Do not be afraid. Be strong, be courageous, and be steadfast. You are being guided by your ancestors always.
That concludes my letter, but the wellspring of life will never be diminished or run dry.
*This demonstrates the holistic values of Māori, and the utmost respect of Papatūānuku, the mother of the earth.
**This refers to co-operation where if everyone does their part, the work will be complete. The colours refer to to the traditional kowhaiwhai patterns on the inside of the meeting houses.
***Ahhh I couldn’t just pick four words to translate these concepts – they’re too nuanced. See below if interested:
So! That’s a lot. I want to briefly hand over to my fave Maisey, because I think she says it waaaay better than me:
As a Pākehā person, I think that those of us who are Pākehā need to get more comfortable with being uncomfortable, so to speak. Our country’s history is not comfortable, it is messy, it is confronting, and many of us carry varying degrees of white guilt around this. At times, this can become paralysing, but it is so important for us to do the mahi and move past this stage so we can become better treaty partners to Māori, as it always should have been from the signing of Te Tiriti. While we’re already on this multimedia journey together, imma chuck you this fantastic video which I think highlights exactly what I want to say:
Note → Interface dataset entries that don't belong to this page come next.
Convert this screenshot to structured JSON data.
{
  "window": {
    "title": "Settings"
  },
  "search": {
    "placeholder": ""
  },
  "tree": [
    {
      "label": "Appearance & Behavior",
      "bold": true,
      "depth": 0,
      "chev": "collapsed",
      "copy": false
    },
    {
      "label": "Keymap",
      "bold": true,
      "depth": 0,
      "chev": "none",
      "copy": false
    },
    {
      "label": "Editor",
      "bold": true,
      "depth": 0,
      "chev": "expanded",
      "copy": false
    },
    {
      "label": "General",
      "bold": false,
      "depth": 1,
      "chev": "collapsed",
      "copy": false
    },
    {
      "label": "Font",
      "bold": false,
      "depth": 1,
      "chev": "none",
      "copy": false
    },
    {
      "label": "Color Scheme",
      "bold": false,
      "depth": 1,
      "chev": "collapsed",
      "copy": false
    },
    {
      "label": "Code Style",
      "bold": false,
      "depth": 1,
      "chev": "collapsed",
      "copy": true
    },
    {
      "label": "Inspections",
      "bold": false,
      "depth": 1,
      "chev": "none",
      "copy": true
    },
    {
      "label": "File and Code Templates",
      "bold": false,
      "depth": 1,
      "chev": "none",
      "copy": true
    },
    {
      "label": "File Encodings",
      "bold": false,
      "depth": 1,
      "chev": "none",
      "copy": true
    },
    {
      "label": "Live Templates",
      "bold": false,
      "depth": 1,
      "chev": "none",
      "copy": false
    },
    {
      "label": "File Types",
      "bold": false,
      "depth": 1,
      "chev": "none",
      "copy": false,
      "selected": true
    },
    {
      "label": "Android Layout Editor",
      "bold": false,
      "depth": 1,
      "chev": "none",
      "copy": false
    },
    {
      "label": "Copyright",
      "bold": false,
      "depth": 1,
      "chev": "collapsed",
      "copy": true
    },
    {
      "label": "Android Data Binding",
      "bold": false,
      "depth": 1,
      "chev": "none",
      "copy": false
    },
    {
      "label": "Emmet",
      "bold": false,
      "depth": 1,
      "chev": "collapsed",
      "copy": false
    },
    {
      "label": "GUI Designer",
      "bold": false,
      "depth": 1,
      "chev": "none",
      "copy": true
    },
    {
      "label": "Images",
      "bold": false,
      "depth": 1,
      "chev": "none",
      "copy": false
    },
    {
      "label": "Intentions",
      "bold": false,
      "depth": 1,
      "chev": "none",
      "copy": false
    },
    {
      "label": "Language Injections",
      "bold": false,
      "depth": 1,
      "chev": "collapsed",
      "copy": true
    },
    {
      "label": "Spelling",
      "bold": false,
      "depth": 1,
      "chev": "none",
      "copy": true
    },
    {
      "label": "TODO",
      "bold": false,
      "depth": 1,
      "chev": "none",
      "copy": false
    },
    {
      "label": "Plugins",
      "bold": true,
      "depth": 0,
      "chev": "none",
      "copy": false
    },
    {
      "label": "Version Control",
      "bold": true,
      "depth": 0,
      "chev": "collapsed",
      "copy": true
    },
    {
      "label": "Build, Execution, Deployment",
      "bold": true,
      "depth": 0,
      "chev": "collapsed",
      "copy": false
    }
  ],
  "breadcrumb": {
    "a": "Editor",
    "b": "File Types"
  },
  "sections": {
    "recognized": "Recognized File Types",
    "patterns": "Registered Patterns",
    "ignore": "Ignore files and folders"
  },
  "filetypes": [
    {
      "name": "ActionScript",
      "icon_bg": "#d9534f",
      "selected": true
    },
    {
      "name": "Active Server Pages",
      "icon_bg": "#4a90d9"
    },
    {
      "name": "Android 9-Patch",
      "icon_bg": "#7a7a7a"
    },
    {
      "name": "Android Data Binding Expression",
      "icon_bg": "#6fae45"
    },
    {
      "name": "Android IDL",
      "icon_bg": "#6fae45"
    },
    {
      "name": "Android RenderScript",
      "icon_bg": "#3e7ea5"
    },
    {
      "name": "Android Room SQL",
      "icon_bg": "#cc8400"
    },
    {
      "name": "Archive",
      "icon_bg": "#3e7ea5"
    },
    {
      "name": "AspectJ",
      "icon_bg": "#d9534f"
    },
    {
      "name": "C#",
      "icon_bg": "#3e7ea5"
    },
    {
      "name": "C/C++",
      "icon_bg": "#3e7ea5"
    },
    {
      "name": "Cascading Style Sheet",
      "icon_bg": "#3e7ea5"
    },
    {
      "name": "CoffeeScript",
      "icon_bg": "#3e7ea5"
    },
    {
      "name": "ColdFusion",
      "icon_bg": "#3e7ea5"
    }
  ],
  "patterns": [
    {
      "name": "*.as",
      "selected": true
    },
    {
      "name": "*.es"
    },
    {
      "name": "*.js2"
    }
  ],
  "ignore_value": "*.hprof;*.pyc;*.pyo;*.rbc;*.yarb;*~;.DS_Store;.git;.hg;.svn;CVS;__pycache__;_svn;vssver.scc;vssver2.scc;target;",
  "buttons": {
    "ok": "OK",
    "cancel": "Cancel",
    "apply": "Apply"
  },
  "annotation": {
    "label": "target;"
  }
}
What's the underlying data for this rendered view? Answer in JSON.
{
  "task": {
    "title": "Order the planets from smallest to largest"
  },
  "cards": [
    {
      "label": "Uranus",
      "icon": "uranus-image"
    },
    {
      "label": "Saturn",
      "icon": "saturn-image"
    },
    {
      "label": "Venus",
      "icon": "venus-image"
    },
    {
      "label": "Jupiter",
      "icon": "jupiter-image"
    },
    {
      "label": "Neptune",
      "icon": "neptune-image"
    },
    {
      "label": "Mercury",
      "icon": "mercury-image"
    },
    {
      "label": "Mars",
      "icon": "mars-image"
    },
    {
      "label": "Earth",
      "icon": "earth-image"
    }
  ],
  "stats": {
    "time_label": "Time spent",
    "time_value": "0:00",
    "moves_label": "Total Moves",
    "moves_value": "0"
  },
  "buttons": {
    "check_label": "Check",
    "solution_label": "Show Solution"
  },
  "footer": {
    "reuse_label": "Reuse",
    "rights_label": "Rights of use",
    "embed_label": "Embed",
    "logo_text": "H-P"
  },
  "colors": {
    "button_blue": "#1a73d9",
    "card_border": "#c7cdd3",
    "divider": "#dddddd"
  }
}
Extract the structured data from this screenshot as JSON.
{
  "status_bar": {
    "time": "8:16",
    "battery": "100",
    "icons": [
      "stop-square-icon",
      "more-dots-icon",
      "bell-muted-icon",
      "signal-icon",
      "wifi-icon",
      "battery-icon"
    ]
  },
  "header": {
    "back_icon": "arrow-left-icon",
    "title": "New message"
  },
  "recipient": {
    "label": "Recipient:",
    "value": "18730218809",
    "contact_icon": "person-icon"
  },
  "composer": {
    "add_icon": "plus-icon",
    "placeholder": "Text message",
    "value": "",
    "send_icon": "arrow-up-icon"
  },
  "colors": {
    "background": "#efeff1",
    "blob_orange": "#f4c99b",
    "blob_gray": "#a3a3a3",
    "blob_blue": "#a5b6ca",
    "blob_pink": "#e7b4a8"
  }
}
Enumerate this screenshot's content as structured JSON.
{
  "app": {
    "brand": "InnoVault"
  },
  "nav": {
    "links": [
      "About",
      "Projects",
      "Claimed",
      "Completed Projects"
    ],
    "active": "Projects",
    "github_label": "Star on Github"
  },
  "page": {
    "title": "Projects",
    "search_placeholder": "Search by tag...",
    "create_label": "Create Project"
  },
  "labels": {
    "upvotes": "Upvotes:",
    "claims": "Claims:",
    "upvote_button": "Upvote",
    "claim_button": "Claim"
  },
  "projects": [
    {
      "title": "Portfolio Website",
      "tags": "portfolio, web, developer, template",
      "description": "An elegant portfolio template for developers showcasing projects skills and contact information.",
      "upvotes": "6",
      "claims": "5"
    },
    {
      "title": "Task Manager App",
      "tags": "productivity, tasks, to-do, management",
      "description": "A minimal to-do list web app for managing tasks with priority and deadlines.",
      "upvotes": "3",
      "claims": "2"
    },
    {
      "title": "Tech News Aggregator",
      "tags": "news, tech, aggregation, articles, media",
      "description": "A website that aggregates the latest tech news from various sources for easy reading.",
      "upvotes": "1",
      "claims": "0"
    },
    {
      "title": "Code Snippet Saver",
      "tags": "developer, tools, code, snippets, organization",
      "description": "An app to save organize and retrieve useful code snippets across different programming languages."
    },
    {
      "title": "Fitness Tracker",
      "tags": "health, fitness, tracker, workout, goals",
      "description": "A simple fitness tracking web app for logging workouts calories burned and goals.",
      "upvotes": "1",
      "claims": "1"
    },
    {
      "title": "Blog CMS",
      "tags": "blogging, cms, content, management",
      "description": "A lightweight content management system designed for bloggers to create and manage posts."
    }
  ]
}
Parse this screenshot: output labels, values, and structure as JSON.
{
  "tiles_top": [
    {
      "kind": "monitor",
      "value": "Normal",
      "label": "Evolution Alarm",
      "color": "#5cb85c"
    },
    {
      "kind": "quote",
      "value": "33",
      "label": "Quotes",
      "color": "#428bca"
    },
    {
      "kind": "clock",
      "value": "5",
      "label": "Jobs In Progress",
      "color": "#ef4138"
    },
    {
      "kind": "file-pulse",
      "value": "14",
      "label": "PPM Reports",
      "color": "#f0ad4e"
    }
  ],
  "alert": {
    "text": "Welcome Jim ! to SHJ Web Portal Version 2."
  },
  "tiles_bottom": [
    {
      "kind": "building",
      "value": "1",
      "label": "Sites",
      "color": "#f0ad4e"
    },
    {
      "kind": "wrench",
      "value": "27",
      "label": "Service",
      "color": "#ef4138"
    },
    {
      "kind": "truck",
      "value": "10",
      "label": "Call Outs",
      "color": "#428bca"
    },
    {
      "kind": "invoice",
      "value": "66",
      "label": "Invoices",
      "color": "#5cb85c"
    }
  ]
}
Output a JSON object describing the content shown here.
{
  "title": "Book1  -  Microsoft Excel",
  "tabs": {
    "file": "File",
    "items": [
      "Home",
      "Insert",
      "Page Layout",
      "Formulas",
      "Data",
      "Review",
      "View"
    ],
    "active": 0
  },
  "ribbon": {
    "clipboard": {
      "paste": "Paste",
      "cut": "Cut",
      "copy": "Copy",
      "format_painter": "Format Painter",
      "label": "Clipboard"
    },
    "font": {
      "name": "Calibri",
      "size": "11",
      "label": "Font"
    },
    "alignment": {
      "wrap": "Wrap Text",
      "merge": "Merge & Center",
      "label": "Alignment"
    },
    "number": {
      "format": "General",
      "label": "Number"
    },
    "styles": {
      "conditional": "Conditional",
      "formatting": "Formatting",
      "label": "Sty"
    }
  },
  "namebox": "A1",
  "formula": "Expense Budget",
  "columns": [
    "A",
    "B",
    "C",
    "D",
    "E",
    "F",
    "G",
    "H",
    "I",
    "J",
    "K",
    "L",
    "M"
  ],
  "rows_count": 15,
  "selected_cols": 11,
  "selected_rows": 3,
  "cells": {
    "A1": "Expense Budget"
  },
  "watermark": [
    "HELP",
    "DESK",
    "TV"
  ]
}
Again, I would love to hear your thoughts on this kaupapa! Feel free to leave a comment down below or via social media – and if you like my stuff, you’re welcome to sign up to join my email list on the left hand sidebar. Hei apōpō!